Okay, here's what I think. The lead sheets you're using are nearly pure lead. There may be a trace of tin in them, but no more than ½ %. That's why you have bullets that look like they do. You are WAY TOO COLD on both mold temp and lead temp. Casting bullets using pure lead is very difficult. You have to run that pot wide open, the hottest you can get it. Then you also have to preheat the mold very hot and keep it that way.
Best thing you can do if you want to keep using the sheet lead, is get some tin in that soft lead. 2% or better will lower the heat needed to get good bullets, and increase the fluidity of the lead and help fill-out of the bullets. Best way to do the tin add-in is to get some lead free solder. Get the 95-5 with the 5% being antimony. For a 20 pounder, you should put ½ pound of the lead-free solder in it. That would get you a 40-1 ratio. If you could find some bar solder, then toss a whole pound of it in. That would result in ½ pound of tin since most of it is 50-50.
Another solution is to use some of those wheelweights. I strongly advise AGAINST trying to melt wheelweights in your casting pot. Use a separate steel or cast iron,(no aluminum), pot over a heat source like a camp stove to melt the WW.
Also, be aware that some WW now are made of zinc. A small amount of zinc in bullet metal will ruin it. So, to keep the zince out you have to be careful when melting the WW. Zinc melts at 787 degrees. WW melt at 625 to 650 degrees F. The zinc WW will float on the molten lead IF the temp is below the high 700's. Then you can skim them off along with the steel clips and other crud.
The more people I meet, the more I love my dog

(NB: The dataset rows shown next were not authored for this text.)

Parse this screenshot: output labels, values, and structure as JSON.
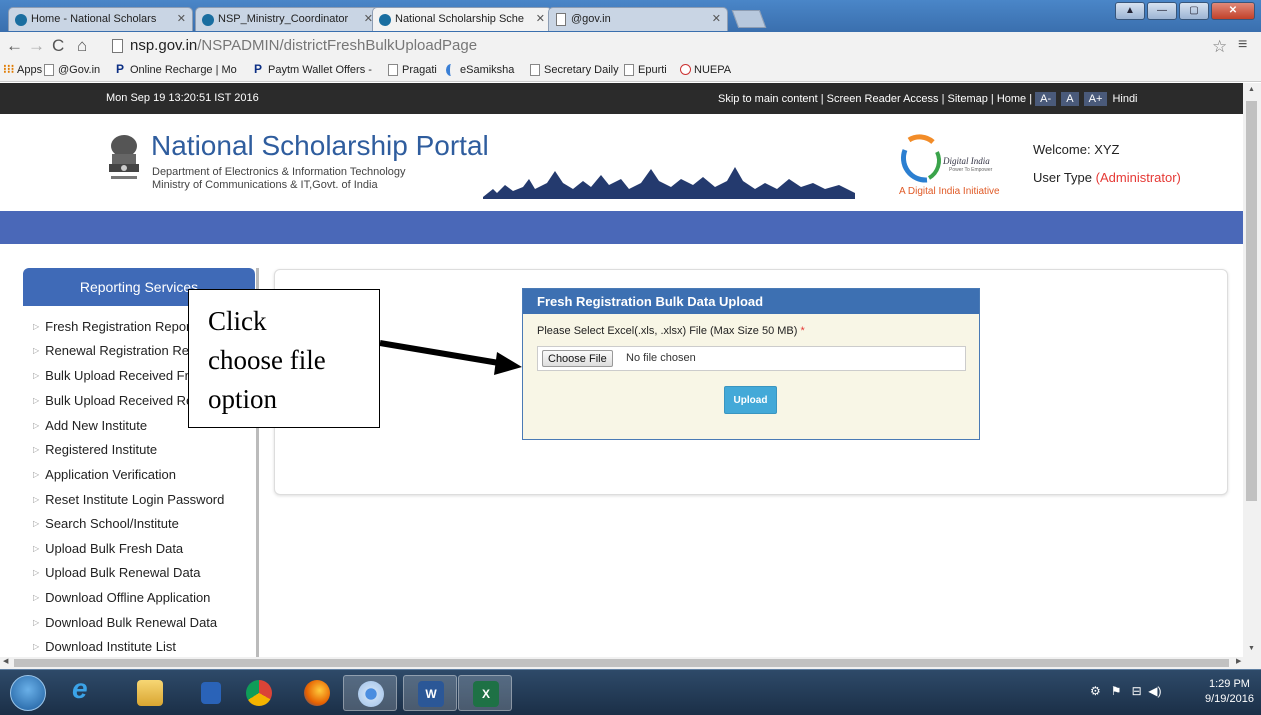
{
  "browser": {
    "tabs": [
      {
        "label": "Home - National Scholars",
        "active": false
      },
      {
        "label": "NSP_Ministry_Coordinator",
        "active": false
      },
      {
        "label": "National Scholarship Sche",
        "active": true
      },
      {
        "label": "@gov.in",
        "active": false
      }
    ],
    "url_host": "nsp.gov.in",
    "url_path": "/NSPADMIN/districtFreshBulkUploadPage",
    "bookmarks": [
      "Apps",
      "@Gov.in",
      "Online Recharge | Mo",
      "Paytm Wallet Offers -",
      "Pragati",
      "eSamiksha",
      "Secretary Daily",
      "Epurti",
      "NUEPA"
    ]
  },
  "topbar": {
    "datetime": "Mon Sep 19 13:20:51 IST 2016",
    "links": "Skip to main content | Screen Reader Access | Sitemap | Home |",
    "font_buttons": [
      "A-",
      "A",
      "A+"
    ],
    "language": "Hindi"
  },
  "header": {
    "title": "National Scholarship Portal",
    "subtitle1": "Department of Electronics & Information Technology",
    "subtitle2": "Ministry of Communications & IT,Govt. of India",
    "digital_india_logo": "Digital India",
    "digital_india_tagline": "Power To Empower",
    "digital_india_initiative": "A Digital India Initiative",
    "welcome_label": "Welcome:",
    "welcome_user": "XYZ",
    "usertype_label": "User Type",
    "usertype_value": "(Administrator)"
  },
  "sidebar": {
    "heading": "Reporting Services",
    "items": [
      "Fresh Registration Report",
      "Renewal Registration Report",
      "Bulk Upload Received Fresh",
      "Bulk Upload Received Renewal",
      "Add New Institute",
      "Registered Institute",
      "Application Verification",
      "Reset Institute Login Password",
      "Search School/Institute",
      "Upload Bulk Fresh Data",
      "Upload Bulk Renewal Data",
      "Download Offline Application",
      "Download Bulk Renewal Data",
      "Download Institute List"
    ]
  },
  "upload": {
    "heading": "Fresh Registration Bulk Data Upload",
    "label": "Please Select Excel(.xls, .xlsx) File (Max Size 50 MB)",
    "required": "*",
    "choose_button": "Choose File",
    "no_file": "No file chosen",
    "upload_button": "Upload"
  },
  "callout": {
    "lines": [
      "Click",
      "choose  file",
      "option"
    ]
  },
  "taskbar": {
    "clock_time": "1:29 PM",
    "clock_date": "9/19/2016"
  }
}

They're going to get their butts kicked over there this election. How come people can't spell and use words correctly?